Document Type


Degree Type



Davis College of Agriculture, Natural Resources and Design


Forest Resource Management

Committee Chair

Jingxin Wang
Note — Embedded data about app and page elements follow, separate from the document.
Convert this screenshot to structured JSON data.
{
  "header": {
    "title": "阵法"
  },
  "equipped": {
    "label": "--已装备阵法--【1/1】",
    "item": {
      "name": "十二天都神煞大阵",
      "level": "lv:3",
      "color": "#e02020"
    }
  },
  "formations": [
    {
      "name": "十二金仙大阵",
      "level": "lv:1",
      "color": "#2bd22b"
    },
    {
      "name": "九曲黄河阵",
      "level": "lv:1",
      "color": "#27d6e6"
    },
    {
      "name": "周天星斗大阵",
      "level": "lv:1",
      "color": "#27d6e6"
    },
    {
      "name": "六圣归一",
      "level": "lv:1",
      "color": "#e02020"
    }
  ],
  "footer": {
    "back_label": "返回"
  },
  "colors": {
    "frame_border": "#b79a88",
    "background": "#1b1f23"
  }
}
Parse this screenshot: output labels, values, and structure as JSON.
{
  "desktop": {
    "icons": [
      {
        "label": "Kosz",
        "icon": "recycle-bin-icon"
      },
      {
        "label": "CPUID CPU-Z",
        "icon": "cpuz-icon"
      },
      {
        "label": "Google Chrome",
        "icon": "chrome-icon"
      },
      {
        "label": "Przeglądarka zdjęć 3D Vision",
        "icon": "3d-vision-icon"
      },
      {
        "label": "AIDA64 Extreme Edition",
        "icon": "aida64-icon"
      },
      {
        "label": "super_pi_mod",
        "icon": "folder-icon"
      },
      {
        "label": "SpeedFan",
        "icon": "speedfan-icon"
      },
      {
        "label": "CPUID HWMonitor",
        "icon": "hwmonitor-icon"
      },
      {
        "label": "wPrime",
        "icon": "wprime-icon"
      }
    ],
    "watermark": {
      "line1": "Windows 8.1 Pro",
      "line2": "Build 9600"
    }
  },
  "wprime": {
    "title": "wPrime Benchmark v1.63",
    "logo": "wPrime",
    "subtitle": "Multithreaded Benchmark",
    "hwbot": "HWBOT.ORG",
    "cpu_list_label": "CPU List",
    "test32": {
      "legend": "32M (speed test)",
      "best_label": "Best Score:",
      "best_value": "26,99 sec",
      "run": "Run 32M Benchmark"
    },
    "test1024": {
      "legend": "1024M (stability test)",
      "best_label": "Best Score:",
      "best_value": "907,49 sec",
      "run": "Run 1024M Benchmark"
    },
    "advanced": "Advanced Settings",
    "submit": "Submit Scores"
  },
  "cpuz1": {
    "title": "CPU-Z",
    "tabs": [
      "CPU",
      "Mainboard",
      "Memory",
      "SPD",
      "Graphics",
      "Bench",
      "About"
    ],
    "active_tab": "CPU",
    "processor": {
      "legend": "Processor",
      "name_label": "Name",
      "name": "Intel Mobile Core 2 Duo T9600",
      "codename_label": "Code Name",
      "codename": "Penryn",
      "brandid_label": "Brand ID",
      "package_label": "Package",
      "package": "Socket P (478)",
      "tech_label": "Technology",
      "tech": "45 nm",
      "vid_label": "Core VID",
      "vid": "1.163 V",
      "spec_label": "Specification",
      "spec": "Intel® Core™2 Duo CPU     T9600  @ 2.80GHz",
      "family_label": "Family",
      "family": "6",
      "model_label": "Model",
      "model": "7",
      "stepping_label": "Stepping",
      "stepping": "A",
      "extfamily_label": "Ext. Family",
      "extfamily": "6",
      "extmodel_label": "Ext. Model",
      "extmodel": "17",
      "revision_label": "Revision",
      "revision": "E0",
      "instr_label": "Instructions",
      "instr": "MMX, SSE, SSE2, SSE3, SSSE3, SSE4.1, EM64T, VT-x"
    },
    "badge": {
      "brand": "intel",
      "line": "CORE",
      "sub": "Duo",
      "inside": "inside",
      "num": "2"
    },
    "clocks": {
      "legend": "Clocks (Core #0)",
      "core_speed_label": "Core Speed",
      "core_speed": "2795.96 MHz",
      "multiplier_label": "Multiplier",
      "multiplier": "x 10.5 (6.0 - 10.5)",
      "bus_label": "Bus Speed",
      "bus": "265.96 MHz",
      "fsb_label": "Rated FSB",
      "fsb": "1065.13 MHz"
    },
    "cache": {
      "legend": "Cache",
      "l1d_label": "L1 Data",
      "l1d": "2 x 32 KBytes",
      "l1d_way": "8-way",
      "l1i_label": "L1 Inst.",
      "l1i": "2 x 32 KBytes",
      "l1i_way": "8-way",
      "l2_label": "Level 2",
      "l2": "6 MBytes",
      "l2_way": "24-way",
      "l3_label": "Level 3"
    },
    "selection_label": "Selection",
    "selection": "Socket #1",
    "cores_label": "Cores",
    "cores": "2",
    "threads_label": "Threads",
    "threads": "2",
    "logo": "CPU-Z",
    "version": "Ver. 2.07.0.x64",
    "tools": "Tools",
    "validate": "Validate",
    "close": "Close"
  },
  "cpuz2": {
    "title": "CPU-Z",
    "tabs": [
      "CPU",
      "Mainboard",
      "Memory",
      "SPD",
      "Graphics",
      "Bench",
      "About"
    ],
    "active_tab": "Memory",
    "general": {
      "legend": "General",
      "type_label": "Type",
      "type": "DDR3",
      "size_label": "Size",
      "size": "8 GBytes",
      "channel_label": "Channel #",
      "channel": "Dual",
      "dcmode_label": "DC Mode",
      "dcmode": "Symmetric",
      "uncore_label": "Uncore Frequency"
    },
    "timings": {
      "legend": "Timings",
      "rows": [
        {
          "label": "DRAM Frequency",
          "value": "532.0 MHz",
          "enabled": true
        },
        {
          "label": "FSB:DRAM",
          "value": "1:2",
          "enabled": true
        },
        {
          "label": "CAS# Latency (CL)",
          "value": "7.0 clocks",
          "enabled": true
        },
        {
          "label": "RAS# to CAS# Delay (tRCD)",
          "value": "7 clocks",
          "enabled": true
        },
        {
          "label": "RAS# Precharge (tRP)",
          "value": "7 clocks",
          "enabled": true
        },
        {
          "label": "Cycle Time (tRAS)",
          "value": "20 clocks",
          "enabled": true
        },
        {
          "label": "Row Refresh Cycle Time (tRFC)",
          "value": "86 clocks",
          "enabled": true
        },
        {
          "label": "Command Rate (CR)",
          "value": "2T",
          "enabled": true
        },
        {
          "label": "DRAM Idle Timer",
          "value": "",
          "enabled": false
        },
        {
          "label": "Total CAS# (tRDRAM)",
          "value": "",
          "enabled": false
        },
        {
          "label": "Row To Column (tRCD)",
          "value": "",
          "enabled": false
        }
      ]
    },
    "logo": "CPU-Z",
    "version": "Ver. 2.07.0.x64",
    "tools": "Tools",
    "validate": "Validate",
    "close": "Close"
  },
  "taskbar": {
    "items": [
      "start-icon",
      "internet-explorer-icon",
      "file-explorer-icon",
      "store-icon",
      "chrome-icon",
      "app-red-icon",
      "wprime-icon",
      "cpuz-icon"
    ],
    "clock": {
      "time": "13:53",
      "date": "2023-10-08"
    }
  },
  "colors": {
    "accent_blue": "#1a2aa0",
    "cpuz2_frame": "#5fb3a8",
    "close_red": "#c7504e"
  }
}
Concerns about volatile crude oil prices, energy security, and environmental issues are driving the production and use of renewable energy in the United States. Woody biomass can be used as feedstock for solid or liquid fuels or electricity generation. An economic analysis model was developed to estimate the delivered cost of woody biomass using different woody biomass handling systems. The model was designed to minimize the total annual delivered cost of woody biomass and applied to the central Appalachian region. Six forest districts were used to represent the destination of woody biomass supply. When demand is 900 metric tons (990 short tons) of dry woody biomass per day, for that base case scenario, the average delivered cost per unit of woody biomass ranged from {dollar}2.77 to {dollar}3.01 per GJ ({dollar}44.07 to {dollar}47.77 per short ton) among the different handling systems. The delivered cost was found to be mostly affected by woody biomass demand, mill residue availability, and mill residue purchase price, while skidding distance had the least impacts on the delivered cost.;The economic feasibility of a woody biomass-based ethanol facility was analyzed using a mixed integer programming model. The model is designed to maximize the net present value (NPV) of a facility over its economic life. A case study was conducted in the central Appalachian hardwood region. Eleven feasible plant locations were identified based on the requirements of site selection. Results showed that the optimal plant location was in Buckhannon, West Virginia. The NPV of the plant, with a demand of 1,814 metric tons/day of woody biomass and plant life of 20 years, varied from {dollar}17.28 million to {dollar}35.54 million among different systems. Ethanol production cost averaged approximately US¢ 50.85--52.38 per liter ({dollar}1.92--{dollar}1.98 per gallon). Factors such as biomass availability, mill residue purchase price, plant investment and capacity, ethanol yield, and financing are sensitive to ethanol production cost. Findings suggest that a woody biomass-based ethanol facility in central Appalachia could be economically feasible under certain operational scenarios.;Liquid fuels from coal and biomass have the potential to reduce petroleum fuel use and CO2 emission. West Virginia is a heavily forested state and also rich in coal reserves. A multi-equation model was developed to assess the economics of a coal/biomass-to-liquids (CBTL) fuel plant in West Virginia. Specifically, the objective was to minimize the total annual cost subject to a series of regional supply, demand, and other constraints. The results indicated that the required selling price (RSP) of Fischer-Tropsch (FT) diesel for a 40,000 barrel-per-day CBTL plant with coal/biomass ratio of 85/15 varied between {dollar}79.30 and {dollar}79.57 per barrel using the different biomass handling systems. The RSP of FT diesel heavily depended upon plant capacity, capital cost, coal price, and liquid fuel yield. The crude-oil-equivalent price of FT fuels must be above {dollar}62/bbl for a CBTL plant to be profitable and a feasible long-term option in central Appalachia.